● **DATA PROVIDED**
· · · · ·

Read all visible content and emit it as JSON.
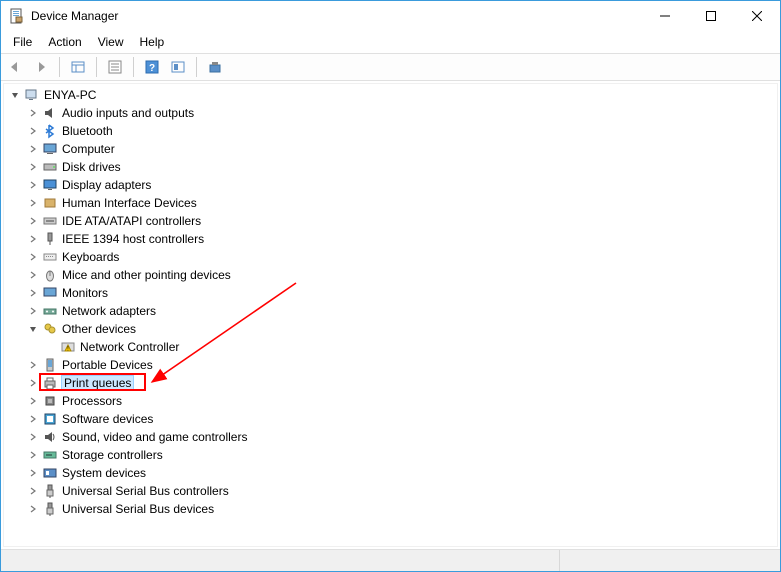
{
  "window": {
    "title": "Device Manager"
  },
  "menu": {
    "file": "File",
    "action": "Action",
    "view": "View",
    "help": "Help"
  },
  "root": {
    "name": "ENYA-PC"
  },
  "categories": [
    {
      "label": "Audio inputs and outputs",
      "icon": "audio"
    },
    {
      "label": "Bluetooth",
      "icon": "bluetooth"
    },
    {
      "label": "Computer",
      "icon": "computer"
    },
    {
      "label": "Disk drives",
      "icon": "disk"
    },
    {
      "label": "Display adapters",
      "icon": "display"
    },
    {
      "label": "Human Interface Devices",
      "icon": "hid"
    },
    {
      "label": "IDE ATA/ATAPI controllers",
      "icon": "ide"
    },
    {
      "label": "IEEE 1394 host controllers",
      "icon": "1394"
    },
    {
      "label": "Keyboards",
      "icon": "keyboard"
    },
    {
      "label": "Mice and other pointing devices",
      "icon": "mouse"
    },
    {
      "label": "Monitors",
      "icon": "monitor"
    },
    {
      "label": "Network adapters",
      "icon": "network"
    },
    {
      "label": "Other devices",
      "icon": "other",
      "expanded": true,
      "children": [
        {
          "label": "Network Controller",
          "icon": "warn"
        }
      ]
    },
    {
      "label": "Portable Devices",
      "icon": "portable"
    },
    {
      "label": "Print queues",
      "icon": "printer",
      "highlighted": true,
      "selected": true
    },
    {
      "label": "Processors",
      "icon": "cpu"
    },
    {
      "label": "Software devices",
      "icon": "software"
    },
    {
      "label": "Sound, video and game controllers",
      "icon": "sound"
    },
    {
      "label": "Storage controllers",
      "icon": "storage"
    },
    {
      "label": "System devices",
      "icon": "system"
    },
    {
      "label": "Universal Serial Bus controllers",
      "icon": "usb"
    },
    {
      "label": "Universal Serial Bus devices",
      "icon": "usb"
    }
  ]
}
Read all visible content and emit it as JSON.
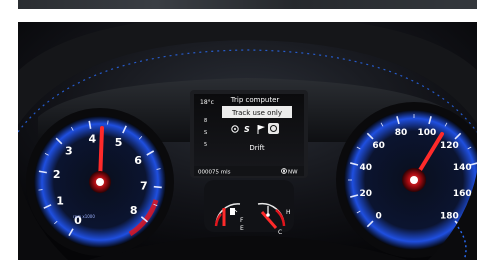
{
  "trip_computer": {
    "title": "Trip computer",
    "subtitle": "Track use only",
    "mode_label": "Drift",
    "odometer": "000075 mls",
    "compass": "NW",
    "outside_temp": "18°c",
    "side_labels": [
      "8",
      "S",
      "5"
    ]
  },
  "tachometer": {
    "ticks": [
      "0",
      "1",
      "2",
      "3",
      "4",
      "5",
      "6",
      "7",
      "8"
    ],
    "unit_label": "rpm x1000"
  },
  "speedometer": {
    "ticks": [
      "0",
      "20",
      "40",
      "60",
      "80",
      "100",
      "120",
      "140",
      "160",
      "180"
    ]
  },
  "fuel_gauge": {
    "empty": "E",
    "full": "F"
  },
  "temp_gauge": {
    "cold": "C",
    "hot": "H"
  },
  "colors": {
    "blue_glow": "#2d6bff",
    "needle_red": "#e0141c",
    "display_white": "#f2f2f2"
  },
  "icons": [
    "fuel-pump-icon",
    "coolant-temperature-icon",
    "gear-icon",
    "flag-icon",
    "drift-mode-icon",
    "compass-icon"
  ]
}
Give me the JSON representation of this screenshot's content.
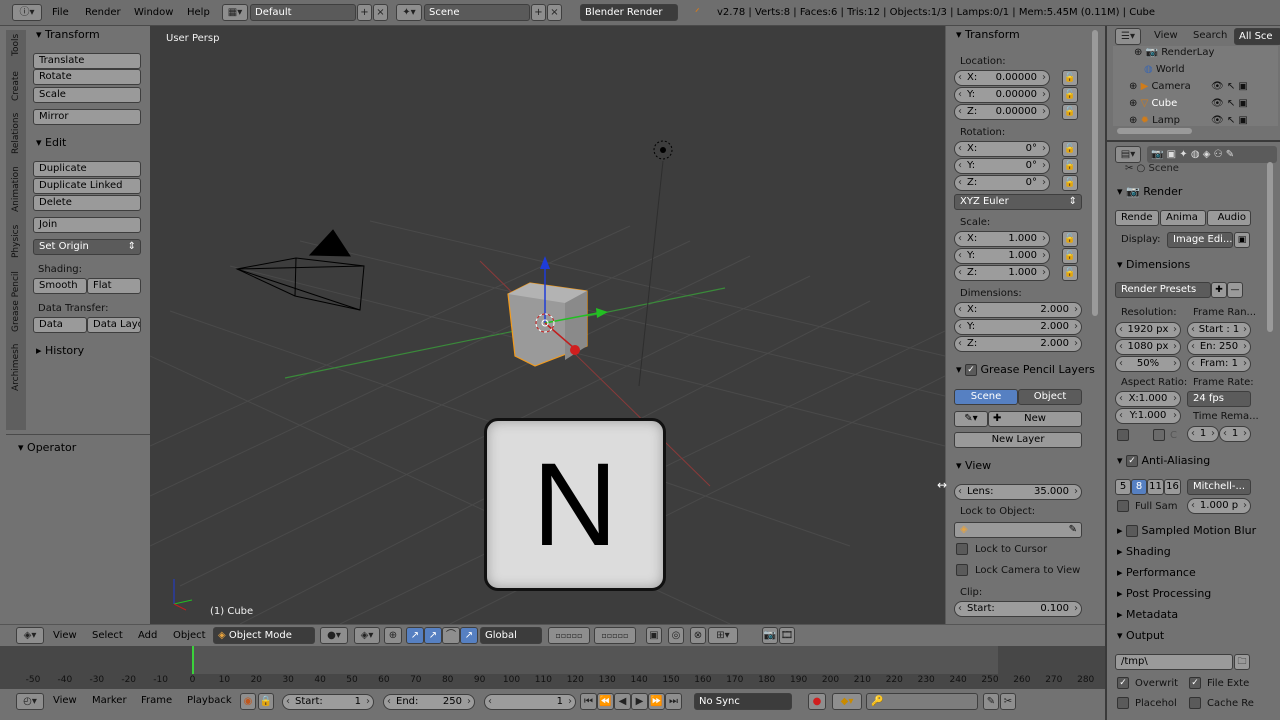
{
  "topbar": {
    "menus": [
      "File",
      "Render",
      "Window",
      "Help"
    ],
    "screen_layout": "Default",
    "scene": "Scene",
    "engine": "Blender Render",
    "stats": "v2.78 | Verts:8 | Faces:6 | Tris:12 | Objects:1/3 | Lamps:0/1 | Mem:5.45M (0.11M) | Cube"
  },
  "toolshelf": {
    "tabs": [
      "Tools",
      "Create",
      "Relations",
      "Animation",
      "Physics",
      "Grease Pencil",
      "Archimesh"
    ],
    "transform_header": "Transform",
    "transform_buttons": [
      "Translate",
      "Rotate",
      "Scale"
    ],
    "mirror": "Mirror",
    "edit_header": "Edit",
    "edit_buttons": [
      "Duplicate",
      "Duplicate Linked",
      "Delete"
    ],
    "join": "Join",
    "set_origin": "Set Origin",
    "shading_label": "Shading:",
    "smooth": "Smooth",
    "flat": "Flat",
    "data_transfer_label": "Data Transfer:",
    "data": "Data",
    "data_layout": "Data Layo",
    "history": "History",
    "operator": "Operator"
  },
  "viewport": {
    "view_name": "User Persp",
    "object_label": "(1) Cube",
    "key_overlay": "N"
  },
  "properties_n": {
    "transform_header": "Transform",
    "location_label": "Location:",
    "location": [
      {
        "k": "X:",
        "v": "0.00000"
      },
      {
        "k": "Y:",
        "v": "0.00000"
      },
      {
        "k": "Z:",
        "v": "0.00000"
      }
    ],
    "rotation_label": "Rotation:",
    "rotation": [
      {
        "k": "X:",
        "v": "0°"
      },
      {
        "k": "Y:",
        "v": "0°"
      },
      {
        "k": "Z:",
        "v": "0°"
      }
    ],
    "rotation_mode": "XYZ Euler",
    "scale_label": "Scale:",
    "scale": [
      {
        "k": "X:",
        "v": "1.000"
      },
      {
        "k": "Y:",
        "v": "1.000"
      },
      {
        "k": "Z:",
        "v": "1.000"
      }
    ],
    "dimensions_label": "Dimensions:",
    "dimensions": [
      {
        "k": "X:",
        "v": "2.000"
      },
      {
        "k": "Y:",
        "v": "2.000"
      },
      {
        "k": "Z:",
        "v": "2.000"
      }
    ],
    "gp_header": "Grease Pencil Layers",
    "gp_scene": "Scene",
    "gp_object": "Object",
    "gp_new": "New",
    "gp_new_layer": "New Layer",
    "view_header": "View",
    "lens_k": "Lens:",
    "lens_v": "35.000",
    "lock_to_object": "Lock to Object:",
    "lock_cursor": "Lock to Cursor",
    "lock_camera": "Lock Camera to View",
    "clip_label": "Clip:",
    "clip_start_k": "Start:",
    "clip_start_v": "0.100"
  },
  "outliner": {
    "view": "View",
    "search": "Search",
    "filter": "All Sce",
    "items": [
      "RenderLay",
      "World",
      "Camera",
      "Cube",
      "Lamp"
    ]
  },
  "render_props": {
    "scene_crumb": "Scene",
    "render_header": "Render",
    "render_buttons": [
      "Rende",
      "Anima",
      "Audio"
    ],
    "display_label": "Display:",
    "display_value": "Image Edi...",
    "dimensions_header": "Dimensions",
    "presets": "Render Presets",
    "resolution_label": "Resolution:",
    "frame_range_label": "Frame Ran...",
    "res_x": "1920 px",
    "res_y": "1080 px",
    "res_pct": "50%",
    "frame_start": "Start : 1",
    "frame_end": "En: 250",
    "frame_step": "Fram: 1",
    "aspect_label": "Aspect Ratio:",
    "framerate_label": "Frame Rate:",
    "aspect_x": "X:1.000",
    "aspect_y": "Y:1.000",
    "fps": "24 fps",
    "time_remap": "Time Rema...",
    "remap_a": "1",
    "remap_b": "1",
    "c_label": "C",
    "aa_header": "Anti-Aliasing",
    "aa_samples": [
      "5",
      "8",
      "11",
      "16"
    ],
    "aa_filter": "Mitchell-...",
    "full_sample": "Full Sam",
    "aa_size": "1.000 p",
    "smb": "Sampled Motion Blur",
    "shading": "Shading",
    "performance": "Performance",
    "post_processing": "Post Processing",
    "metadata": "Metadata",
    "output": "Output",
    "output_path": "/tmp\\",
    "overwrite": "Overwrit",
    "file_ext": "File Exte",
    "placeholders": "Placehol",
    "cache": "Cache Re"
  },
  "vp_header": {
    "menus": [
      "View",
      "Select",
      "Add",
      "Object"
    ],
    "mode": "Object Mode",
    "orientation": "Global"
  },
  "timeline": {
    "ticks": [
      "-50",
      "-40",
      "-30",
      "-20",
      "-10",
      "0",
      "10",
      "20",
      "30",
      "40",
      "50",
      "60",
      "70",
      "80",
      "90",
      "100",
      "110",
      "120",
      "130",
      "140",
      "150",
      "160",
      "170",
      "180",
      "190",
      "200",
      "210",
      "220",
      "230",
      "240",
      "250",
      "260",
      "270",
      "280"
    ],
    "current_frame": 0
  },
  "bottombar": {
    "menus": [
      "View",
      "Marker",
      "Frame",
      "Playback"
    ],
    "start_k": "Start:",
    "start_v": "1",
    "end_k": "End:",
    "end_v": "250",
    "current": "1",
    "sync": "No Sync"
  }
}
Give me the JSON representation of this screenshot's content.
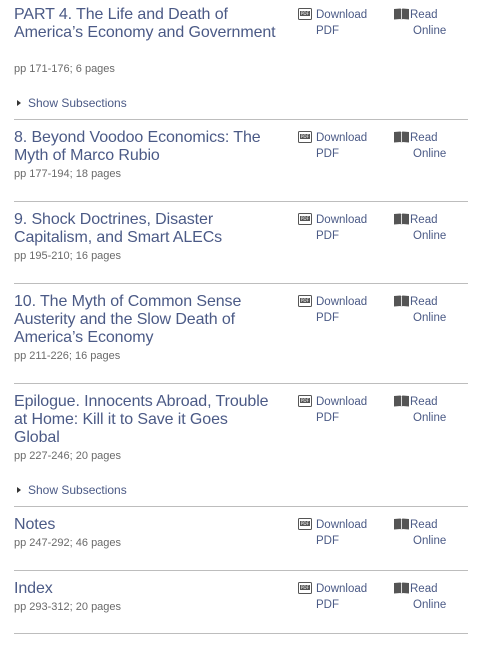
{
  "actions": {
    "download_line1": "Download",
    "download_line2": "PDF",
    "read_line1": "Read",
    "read_line2": "Online"
  },
  "show_subsections_label": "Show Subsections",
  "chapters": [
    {
      "title": "PART 4. The Life and Death of America’s Economy and Government",
      "pages": "pp 171-176; 6 pages",
      "has_subsections": true
    },
    {
      "title": "8. Beyond Voodoo Economics: The Myth of Marco Rubio",
      "pages": "pp 177-194; 18 pages",
      "has_subsections": false
    },
    {
      "title": "9. Shock Doctrines, Disaster Capitalism, and Smart ALECs",
      "pages": "pp 195-210; 16 pages",
      "has_subsections": false
    },
    {
      "title": "10. The Myth of Common Sense Austerity and the Slow Death of America’s Economy",
      "pages": "pp 211-226; 16 pages",
      "has_subsections": false
    },
    {
      "title": "Epilogue. Innocents Abroad, Trouble at Home: Kill it to Save it Goes Global",
      "pages": "pp 227-246; 20 pages",
      "has_subsections": true
    },
    {
      "title": "Notes",
      "pages": "pp 247-292; 46 pages",
      "has_subsections": false
    },
    {
      "title": "Index",
      "pages": "pp 293-312; 20 pages",
      "has_subsections": false
    }
  ],
  "colors": {
    "link": "#4b5a86",
    "text": "#6a6a6a",
    "rule": "#bdbdbd"
  },
  "icons": {
    "download": "pdf-download-icon",
    "read": "open-book-icon",
    "expand": "caret-right-icon"
  }
}
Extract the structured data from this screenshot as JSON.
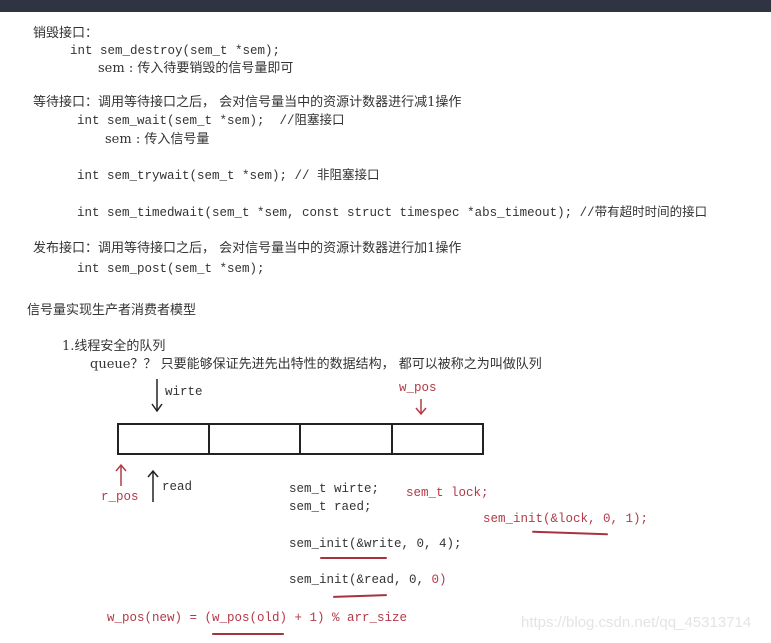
{
  "destroy": {
    "heading": "销毁接口：",
    "signature": "int sem_destroy(sem_t *sem);",
    "param": "sem : 传入待要销毁的信号量即可"
  },
  "wait": {
    "heading": "等待接口：调用等待接口之后， 会对信号量当中的资源计数器进行减1操作",
    "sem_wait": "int sem_wait(sem_t *sem);  //阻塞接口",
    "param": "sem : 传入信号量",
    "sem_trywait": "int sem_trywait(sem_t *sem); // 非阻塞接口",
    "sem_timedwait": "int sem_timedwait(sem_t *sem, const struct timespec *abs_timeout); //带有超时时间的接口"
  },
  "post": {
    "heading": "发布接口：调用等待接口之后， 会对信号量当中的资源计数器进行加1操作",
    "signature": "int sem_post(sem_t *sem);"
  },
  "model": {
    "heading": "信号量实现生产者消费者模型",
    "item1": "1.线程安全的队列",
    "queue_desc": "queue？？ 只要能够保证先进先出特性的数据结构， 都可以被称之为叫做队列"
  },
  "diagram": {
    "cells": 4,
    "write_label": "wirte",
    "w_pos_label": "w_pos",
    "r_pos_label": "r_pos",
    "read_label": "read",
    "decl_write": "sem_t wirte;",
    "decl_read": "sem_t raed;",
    "decl_lock": "sem_t lock;",
    "init_lock": "sem_init(&lock, 0, 1);",
    "init_write": "sem_init(&write, 0, 4);",
    "init_read_prefix": "sem_init(&read, 0, ",
    "init_read_value": "0)",
    "formula": "w_pos(new) = (w_pos(old) + 1) % arr_size"
  },
  "colors": {
    "annotation_red": "#b23a48",
    "topbar": "#2e3441"
  },
  "watermark": "https://blog.csdn.net/qq_45313714"
}
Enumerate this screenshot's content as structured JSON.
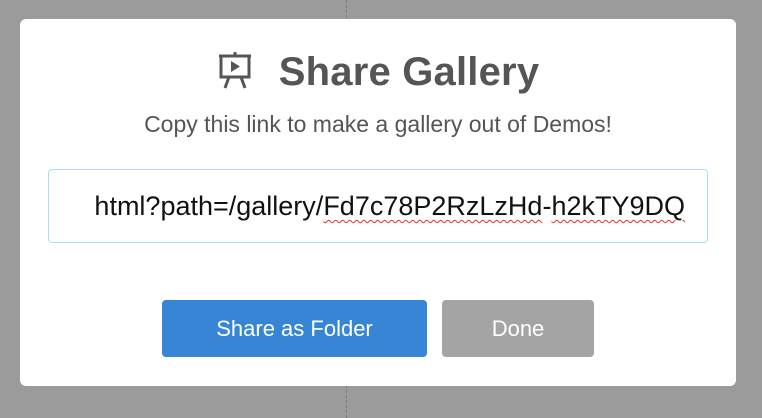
{
  "dialog": {
    "title": "Share Gallery",
    "icon": "presentation-board-icon",
    "subtitle": "Copy this link to make a gallery out of Demos!",
    "link": {
      "prefix": "html?path=/gallery/",
      "token_part1": "Fd7c78P2RzLzHd",
      "separator": "-",
      "token_part2": "h2kTY9DQ"
    },
    "buttons": {
      "share_as_folder": "Share as Folder",
      "done": "Done"
    }
  },
  "colors": {
    "backdrop": "#9b9b9b",
    "primary_button": "#3786d6",
    "secondary_button": "#a4a4a4",
    "input_border": "#a9dff0",
    "title_text": "#555555"
  }
}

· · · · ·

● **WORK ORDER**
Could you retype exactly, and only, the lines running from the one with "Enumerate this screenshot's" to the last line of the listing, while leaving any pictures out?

● **RESULT FOR THIS TASK**
Enumerate this screenshot's content as structured JSON.
{
  "dialog": {
    "title": "Share Gallery",
    "icon": "presentation-board-icon",
    "subtitle": "Copy this link to make a gallery out of Demos!",
    "link": {
      "prefix": "html?path=/gallery/",
      "token_part1": "Fd7c78P2RzLzHd",
      "separator": "-",
      "token_part2": "h2kTY9DQ"
    },
    "buttons": {
      "share_as_folder": "Share as Folder",
      "done": "Done"
    }
  },
  "colors": {
    "backdrop": "#9b9b9b",
    "primary_button": "#3786d6",
    "secondary_button": "#a4a4a4",
    "input_border": "#a9dff0",
    "title_text": "#555555"
  }
}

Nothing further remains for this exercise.